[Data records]
────

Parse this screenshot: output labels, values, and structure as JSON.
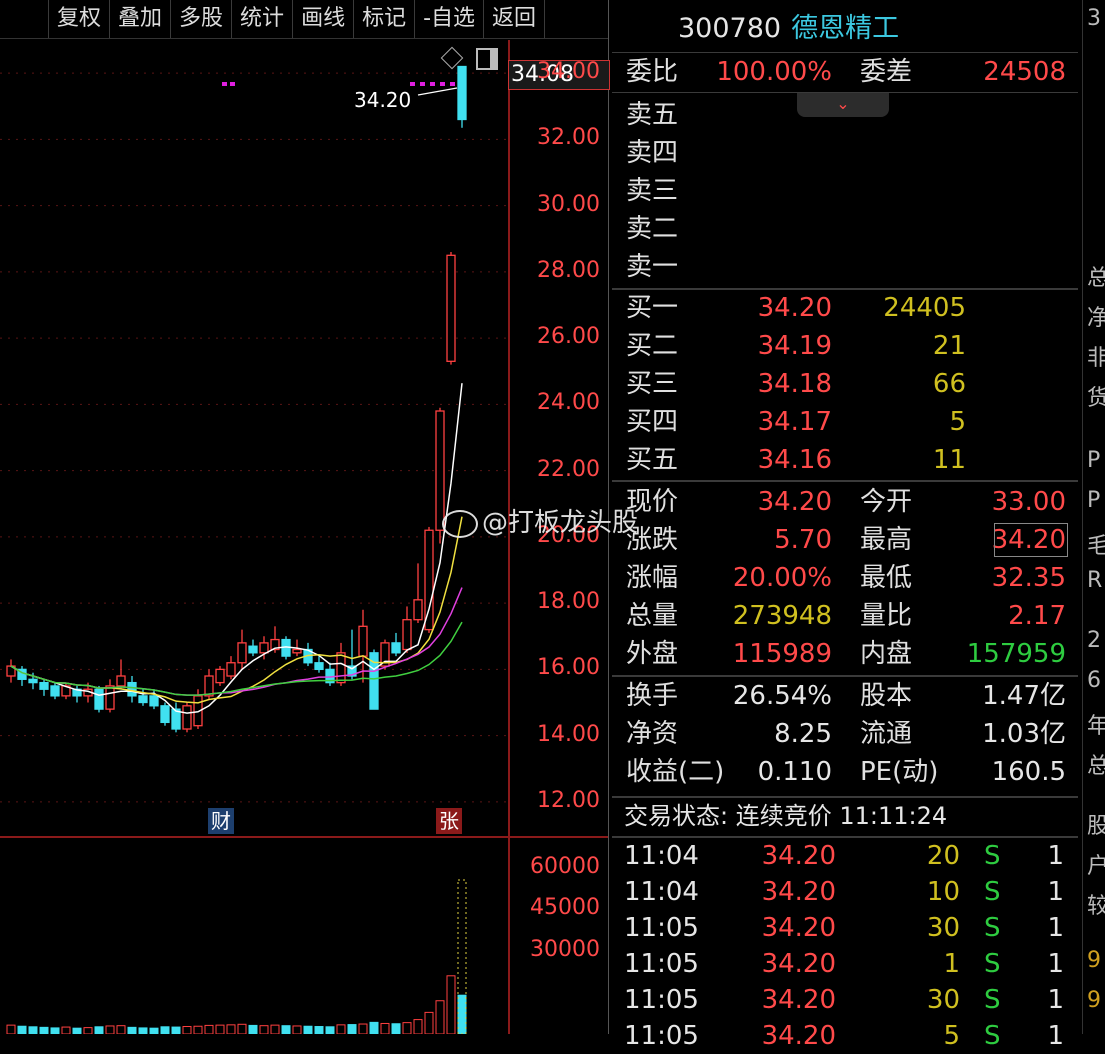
{
  "toolbar": {
    "buttons": [
      "复权",
      "叠加",
      "多股",
      "统计",
      "画线",
      "标记",
      "-自选",
      "返回"
    ]
  },
  "stock": {
    "code": "300780",
    "name": "德恩精工"
  },
  "chart": {
    "price_tag": "34.08",
    "last_label": "34.20",
    "y_labels": [
      "34.00",
      "32.00",
      "30.00",
      "28.00",
      "26.00",
      "24.00",
      "22.00",
      "20.00",
      "18.00",
      "16.00",
      "14.00",
      "12.00"
    ],
    "tag_cai": "财",
    "tag_zhang": "张",
    "vol_labels": [
      "60000",
      "45000",
      "30000"
    ],
    "watermark": "@打板龙头股"
  },
  "chart_data": {
    "type": "candlestick",
    "ylim": [
      11,
      35
    ],
    "candles": [
      [
        15.8,
        16.1,
        16.3,
        15.6
      ],
      [
        16.0,
        15.7,
        16.1,
        15.5
      ],
      [
        15.7,
        15.6,
        15.9,
        15.4
      ],
      [
        15.6,
        15.4,
        15.7,
        15.2
      ],
      [
        15.5,
        15.2,
        15.6,
        15.1
      ],
      [
        15.2,
        15.5,
        15.6,
        15.1
      ],
      [
        15.4,
        15.2,
        15.5,
        15.0
      ],
      [
        15.2,
        15.4,
        15.6,
        15.0
      ],
      [
        15.4,
        14.8,
        15.5,
        14.7
      ],
      [
        14.8,
        15.5,
        15.7,
        14.7
      ],
      [
        15.5,
        15.8,
        16.3,
        15.4
      ],
      [
        15.6,
        15.2,
        15.8,
        15.0
      ],
      [
        15.2,
        15.0,
        15.4,
        14.9
      ],
      [
        15.2,
        14.9,
        15.4,
        14.8
      ],
      [
        14.9,
        14.4,
        15.0,
        14.3
      ],
      [
        14.8,
        14.2,
        15.0,
        14.1
      ],
      [
        14.2,
        14.9,
        15.0,
        14.1
      ],
      [
        14.3,
        15.2,
        15.4,
        14.2
      ],
      [
        15.2,
        15.8,
        16.0,
        15.1
      ],
      [
        15.6,
        16.0,
        16.1,
        15.5
      ],
      [
        15.8,
        16.2,
        16.4,
        15.7
      ],
      [
        16.2,
        16.8,
        17.2,
        16.0
      ],
      [
        16.7,
        16.5,
        16.9,
        16.4
      ],
      [
        16.5,
        16.8,
        17.0,
        16.3
      ],
      [
        16.6,
        16.9,
        17.3,
        16.5
      ],
      [
        16.9,
        16.4,
        17.0,
        16.3
      ],
      [
        16.5,
        16.6,
        16.9,
        16.4
      ],
      [
        16.6,
        16.2,
        16.8,
        16.1
      ],
      [
        16.2,
        16.0,
        16.4,
        15.9
      ],
      [
        16.0,
        15.6,
        16.2,
        15.5
      ],
      [
        15.6,
        16.5,
        16.8,
        15.5
      ],
      [
        16.1,
        15.8,
        17.2,
        15.7
      ],
      [
        16.4,
        17.3,
        17.8,
        15.6
      ],
      [
        16.5,
        14.8,
        16.6,
        14.8
      ],
      [
        16.1,
        16.8,
        16.9,
        16.0
      ],
      [
        16.8,
        16.5,
        17.1,
        16.4
      ],
      [
        16.6,
        17.5,
        17.9,
        16.5
      ],
      [
        17.5,
        18.1,
        19.2,
        17.4
      ],
      [
        17.2,
        20.2,
        20.3,
        17.1
      ],
      [
        20.2,
        23.8,
        23.9,
        19.8
      ],
      [
        25.3,
        28.5,
        28.6,
        25.2
      ],
      [
        34.2,
        32.6,
        34.2,
        32.35
      ]
    ],
    "vol": [
      3200,
      2800,
      2600,
      2400,
      2200,
      2500,
      2100,
      2300,
      2600,
      2900,
      3000,
      2400,
      2200,
      2100,
      2600,
      2500,
      2700,
      2800,
      3100,
      3200,
      3300,
      3500,
      3100,
      3000,
      3200,
      3000,
      2900,
      2800,
      2700,
      2600,
      3300,
      3400,
      3600,
      4200,
      3800,
      3700,
      4100,
      5200,
      7800,
      12000,
      21000,
      14000
    ]
  },
  "panel": {
    "weibi_label": "委比",
    "weibi_value": "100.00%",
    "weicha_label": "委差",
    "weicha_value": "24508",
    "sell": [
      {
        "label": "卖五"
      },
      {
        "label": "卖四"
      },
      {
        "label": "卖三"
      },
      {
        "label": "卖二"
      },
      {
        "label": "卖一"
      }
    ],
    "buy": [
      {
        "label": "买一",
        "price": "34.20",
        "vol": "24405"
      },
      {
        "label": "买二",
        "price": "34.19",
        "vol": "21"
      },
      {
        "label": "买三",
        "price": "34.18",
        "vol": "66"
      },
      {
        "label": "买四",
        "price": "34.17",
        "vol": "5"
      },
      {
        "label": "买五",
        "price": "34.16",
        "vol": "11"
      }
    ],
    "stats": [
      {
        "l1": "现价",
        "v1": "34.20",
        "l2": "今开",
        "v2": "33.00"
      },
      {
        "l1": "涨跌",
        "v1": "5.70",
        "l2": "最高",
        "v2": "34.20"
      },
      {
        "l1": "涨幅",
        "v1": "20.00%",
        "l2": "最低",
        "v2": "32.35"
      },
      {
        "l1": "总量",
        "v1": "273948",
        "l2": "量比",
        "v2": "2.17"
      },
      {
        "l1": "外盘",
        "v1": "115989",
        "l2": "内盘",
        "v2": "157959"
      }
    ],
    "fund": [
      {
        "l1": "换手",
        "v1": "26.54%",
        "l2": "股本",
        "v2": "1.47亿"
      },
      {
        "l1": "净资",
        "v1": "8.25",
        "l2": "流通",
        "v2": "1.03亿"
      },
      {
        "l1": "收益(二)",
        "v1": "0.110",
        "l2": "PE(动)",
        "v2": "160.5"
      }
    ],
    "status": "交易状态: 连续竞价 11:11:24",
    "ticks": [
      {
        "t": "11:04",
        "p": "34.20",
        "v": "20",
        "s": "S",
        "n": "1"
      },
      {
        "t": "11:04",
        "p": "34.20",
        "v": "10",
        "s": "S",
        "n": "1"
      },
      {
        "t": "11:05",
        "p": "34.20",
        "v": "30",
        "s": "S",
        "n": "1"
      },
      {
        "t": "11:05",
        "p": "34.20",
        "v": "1",
        "s": "S",
        "n": "1"
      },
      {
        "t": "11:05",
        "p": "34.20",
        "v": "30",
        "s": "S",
        "n": "1"
      },
      {
        "t": "11:05",
        "p": "34.20",
        "v": "5",
        "s": "S",
        "n": "1"
      }
    ]
  },
  "edge": [
    "3",
    "总",
    "净",
    "非",
    "货",
    "P",
    "P",
    "毛",
    "R",
    "2",
    "6",
    "年",
    "总",
    "股",
    "户",
    "较",
    "9",
    "9"
  ]
}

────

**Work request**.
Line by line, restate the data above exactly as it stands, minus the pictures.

**Expected answer**.
Parse this screenshot: output labels, values, and structure as JSON.
{
  "toolbar": {
    "buttons": [
      "复权",
      "叠加",
      "多股",
      "统计",
      "画线",
      "标记",
      "-自选",
      "返回"
    ]
  },
  "stock": {
    "code": "300780",
    "name": "德恩精工"
  },
  "chart": {
    "price_tag": "34.08",
    "last_label": "34.20",
    "y_labels": [
      "34.00",
      "32.00",
      "30.00",
      "28.00",
      "26.00",
      "24.00",
      "22.00",
      "20.00",
      "18.00",
      "16.00",
      "14.00",
      "12.00"
    ],
    "tag_cai": "财",
    "tag_zhang": "张",
    "vol_labels": [
      "60000",
      "45000",
      "30000"
    ],
    "watermark": "@打板龙头股"
  },
  "chart_data": {
    "type": "candlestick",
    "ylim": [
      11,
      35
    ],
    "candles": [
      [
        15.8,
        16.1,
        16.3,
        15.6
      ],
      [
        16.0,
        15.7,
        16.1,
        15.5
      ],
      [
        15.7,
        15.6,
        15.9,
        15.4
      ],
      [
        15.6,
        15.4,
        15.7,
        15.2
      ],
      [
        15.5,
        15.2,
        15.6,
        15.1
      ],
      [
        15.2,
        15.5,
        15.6,
        15.1
      ],
      [
        15.4,
        15.2,
        15.5,
        15.0
      ],
      [
        15.2,
        15.4,
        15.6,
        15.0
      ],
      [
        15.4,
        14.8,
        15.5,
        14.7
      ],
      [
        14.8,
        15.5,
        15.7,
        14.7
      ],
      [
        15.5,
        15.8,
        16.3,
        15.4
      ],
      [
        15.6,
        15.2,
        15.8,
        15.0
      ],
      [
        15.2,
        15.0,
        15.4,
        14.9
      ],
      [
        15.2,
        14.9,
        15.4,
        14.8
      ],
      [
        14.9,
        14.4,
        15.0,
        14.3
      ],
      [
        14.8,
        14.2,
        15.0,
        14.1
      ],
      [
        14.2,
        14.9,
        15.0,
        14.1
      ],
      [
        14.3,
        15.2,
        15.4,
        14.2
      ],
      [
        15.2,
        15.8,
        16.0,
        15.1
      ],
      [
        15.6,
        16.0,
        16.1,
        15.5
      ],
      [
        15.8,
        16.2,
        16.4,
        15.7
      ],
      [
        16.2,
        16.8,
        17.2,
        16.0
      ],
      [
        16.7,
        16.5,
        16.9,
        16.4
      ],
      [
        16.5,
        16.8,
        17.0,
        16.3
      ],
      [
        16.6,
        16.9,
        17.3,
        16.5
      ],
      [
        16.9,
        16.4,
        17.0,
        16.3
      ],
      [
        16.5,
        16.6,
        16.9,
        16.4
      ],
      [
        16.6,
        16.2,
        16.8,
        16.1
      ],
      [
        16.2,
        16.0,
        16.4,
        15.9
      ],
      [
        16.0,
        15.6,
        16.2,
        15.5
      ],
      [
        15.6,
        16.5,
        16.8,
        15.5
      ],
      [
        16.1,
        15.8,
        17.2,
        15.7
      ],
      [
        16.4,
        17.3,
        17.8,
        15.6
      ],
      [
        16.5,
        14.8,
        16.6,
        14.8
      ],
      [
        16.1,
        16.8,
        16.9,
        16.0
      ],
      [
        16.8,
        16.5,
        17.1,
        16.4
      ],
      [
        16.6,
        17.5,
        17.9,
        16.5
      ],
      [
        17.5,
        18.1,
        19.2,
        17.4
      ],
      [
        17.2,
        20.2,
        20.3,
        17.1
      ],
      [
        20.2,
        23.8,
        23.9,
        19.8
      ],
      [
        25.3,
        28.5,
        28.6,
        25.2
      ],
      [
        34.2,
        32.6,
        34.2,
        32.35
      ]
    ],
    "vol": [
      3200,
      2800,
      2600,
      2400,
      2200,
      2500,
      2100,
      2300,
      2600,
      2900,
      3000,
      2400,
      2200,
      2100,
      2600,
      2500,
      2700,
      2800,
      3100,
      3200,
      3300,
      3500,
      3100,
      3000,
      3200,
      3000,
      2900,
      2800,
      2700,
      2600,
      3300,
      3400,
      3600,
      4200,
      3800,
      3700,
      4100,
      5200,
      7800,
      12000,
      21000,
      14000
    ]
  },
  "panel": {
    "weibi_label": "委比",
    "weibi_value": "100.00%",
    "weicha_label": "委差",
    "weicha_value": "24508",
    "sell": [
      {
        "label": "卖五"
      },
      {
        "label": "卖四"
      },
      {
        "label": "卖三"
      },
      {
        "label": "卖二"
      },
      {
        "label": "卖一"
      }
    ],
    "buy": [
      {
        "label": "买一",
        "price": "34.20",
        "vol": "24405"
      },
      {
        "label": "买二",
        "price": "34.19",
        "vol": "21"
      },
      {
        "label": "买三",
        "price": "34.18",
        "vol": "66"
      },
      {
        "label": "买四",
        "price": "34.17",
        "vol": "5"
      },
      {
        "label": "买五",
        "price": "34.16",
        "vol": "11"
      }
    ],
    "stats": [
      {
        "l1": "现价",
        "v1": "34.20",
        "l2": "今开",
        "v2": "33.00"
      },
      {
        "l1": "涨跌",
        "v1": "5.70",
        "l2": "最高",
        "v2": "34.20"
      },
      {
        "l1": "涨幅",
        "v1": "20.00%",
        "l2": "最低",
        "v2": "32.35"
      },
      {
        "l1": "总量",
        "v1": "273948",
        "l2": "量比",
        "v2": "2.17"
      },
      {
        "l1": "外盘",
        "v1": "115989",
        "l2": "内盘",
        "v2": "157959"
      }
    ],
    "fund": [
      {
        "l1": "换手",
        "v1": "26.54%",
        "l2": "股本",
        "v2": "1.47亿"
      },
      {
        "l1": "净资",
        "v1": "8.25",
        "l2": "流通",
        "v2": "1.03亿"
      },
      {
        "l1": "收益(二)",
        "v1": "0.110",
        "l2": "PE(动)",
        "v2": "160.5"
      }
    ],
    "status": "交易状态: 连续竞价 11:11:24",
    "ticks": [
      {
        "t": "11:04",
        "p": "34.20",
        "v": "20",
        "s": "S",
        "n": "1"
      },
      {
        "t": "11:04",
        "p": "34.20",
        "v": "10",
        "s": "S",
        "n": "1"
      },
      {
        "t": "11:05",
        "p": "34.20",
        "v": "30",
        "s": "S",
        "n": "1"
      },
      {
        "t": "11:05",
        "p": "34.20",
        "v": "1",
        "s": "S",
        "n": "1"
      },
      {
        "t": "11:05",
        "p": "34.20",
        "v": "30",
        "s": "S",
        "n": "1"
      },
      {
        "t": "11:05",
        "p": "34.20",
        "v": "5",
        "s": "S",
        "n": "1"
      }
    ]
  },
  "edge": [
    "3",
    "总",
    "净",
    "非",
    "货",
    "P",
    "P",
    "毛",
    "R",
    "2",
    "6",
    "年",
    "总",
    "股",
    "户",
    "较",
    "9",
    "9"
  ]
}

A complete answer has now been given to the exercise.